Communication research topic can be very broad. It includes different aspects of communication like verbal, non-verbal and written. In this...Read More
The major characters in the comedy “The Merchant of Venice” include Shylock, Portia, Antonio, and Bassanio. Shylock is one of the most unforgettable characters in Shakespeare’s oeuvre, while Portia is also one of the most important among the diverse women characters portrayed in Shakespeare.
Shylock has been shown as the mocked figure of the Jewish stereotype with a fractured sense of values. But it is Shylock’s very own values that have been turned around and put against him in this whole mocking trajectory of his character. Shylock has been made the antagonist not but almost oddly enough, placed against a very limiting backdrop of people who are against him.
In the larger sense of the term, Shylock is a multi-layered character who has just been playing the crooked because of being the underdog or alienated in the society where he is. He is a creation of the circumstances around him, and the evils played through his characters are not deep rooted but a way of safeguarding himself from the very society he has been thrown into.

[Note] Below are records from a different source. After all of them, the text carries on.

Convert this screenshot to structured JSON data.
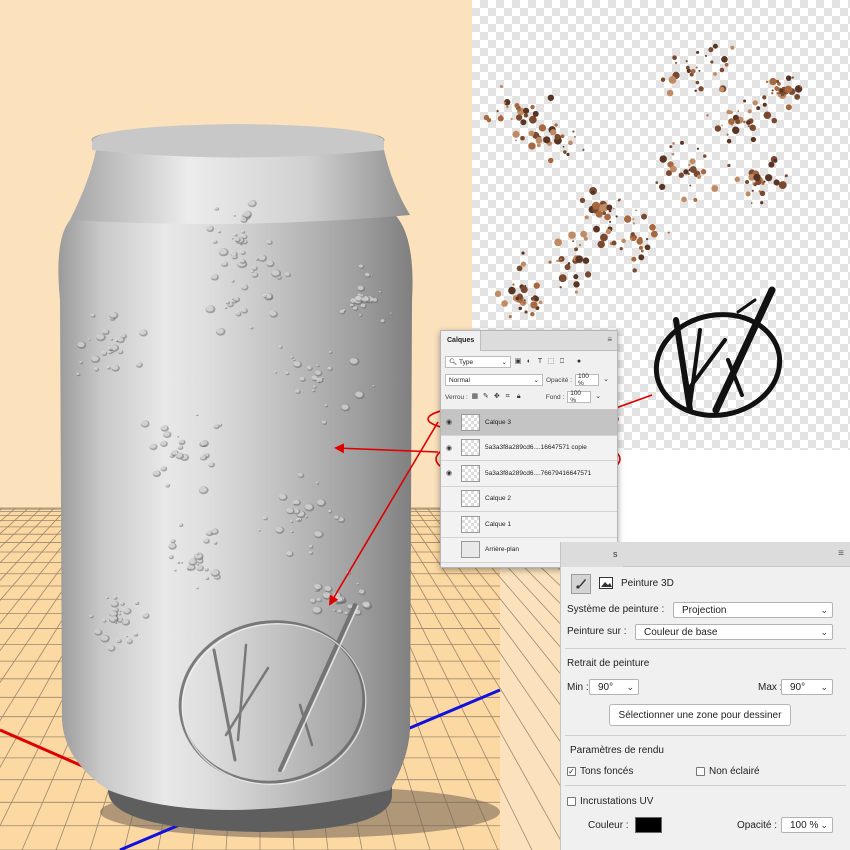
{
  "layers_panel": {
    "tab_label": "Calques",
    "filter_select": "Type",
    "blend_mode": "Normal",
    "opacity_label": "Opacité :",
    "opacity_value": "100 %",
    "lock_label": "Verrou :",
    "fill_label": "Fond :",
    "fill_value": "100 %",
    "layers": [
      {
        "name": "Calque 3",
        "visible": true,
        "selected": true
      },
      {
        "name": "5a3a3f8a289cd6....16647571 copie",
        "visible": true,
        "selected": false
      },
      {
        "name": "5a3a3f8a289cd6....76679416647571",
        "visible": true,
        "selected": false
      },
      {
        "name": "Calque 2",
        "visible": false,
        "selected": false
      },
      {
        "name": "Calque 1",
        "visible": false,
        "selected": false
      },
      {
        "name": "Arrière-plan",
        "visible": false,
        "selected": false,
        "locked": true
      }
    ]
  },
  "paint_panel": {
    "tab_label": "s",
    "title": "Peinture 3D",
    "paint_system_label": "Système de peinture :",
    "paint_system_value": "Projection",
    "paint_on_label": "Peinture sur :",
    "paint_on_value": "Couleur de base",
    "falloff_heading": "Retrait de peinture",
    "min_label": "Min :",
    "min_value": "90°",
    "max_label": "Max :",
    "max_value": "90°",
    "select_area_button": "Sélectionner une zone pour dessiner",
    "render_heading": "Paramètres de rendu",
    "dark_tones_label": "Tons foncés",
    "dark_tones_checked": true,
    "unlit_label": "Non éclairé",
    "unlit_checked": false,
    "uv_overlay_label": "Incrustations UV",
    "uv_overlay_checked": false,
    "color_label": "Couleur :",
    "color_value": "#000000",
    "opacity_label": "Opacité :",
    "opacity_value": "100 %"
  },
  "colors": {
    "backdrop": "#fbe2bd",
    "floor": "#fcd9a4",
    "annotation_arrow": "#e00000",
    "axis_red": "#e00000",
    "axis_blue": "#1111dd"
  }
}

In that regard, Shylock is misunderstood as the greater trajectory of Semitics, who has remained misjudged in a largely Christian society.
Shylock’s actions and decisions have derided the young gentlemen of Venice from their happiness.
The concern is more of Bassanio than that of the complying and generous friend Antonio.
Bassanio is one extraordinary character who descends from noble lineage but is in no form to work for himself or make his name. Instead, he chooses to woo and win the heart of the multi-talented and wealthy Portia taking help from his friend, Antonio. Antonio helps his dear friend have the fulfillment of his heart’s desire and even risks his life in the process. Bassanio is the lucky fellow who gets everything and gets away with them.
However, it is more of his lady luck, Portia, who is the more intelligent of the men and works her way into saving Antonio back to life. With a woman of intense wit and charm like Portia, the reader is curiously left to ask why she would choose a man like Bassanio.
But then, with the play ending up merrily with the newly married couples and their friends, it is a well-suited plot done conveniently and fairly. A woman of extreme wit and power would perhaps want a husband who would bring her peace of mind and sweet romance rather than driving the extension of any added burden of ambition.
We find a lack of that male drive present in Antonio or Bassanio. However, in a league of her own, Portia gracefully complies with all the laws and expectations of society while wittily flouting each of them to make them suit her own needs.
Her high level of wit and application of her resources make her more powerful than any man she could have picked up for herself. She is highly unconventional for the age she lives in and also gets to see the loopholes of society without the need to sacrifice her feminine grace in her way.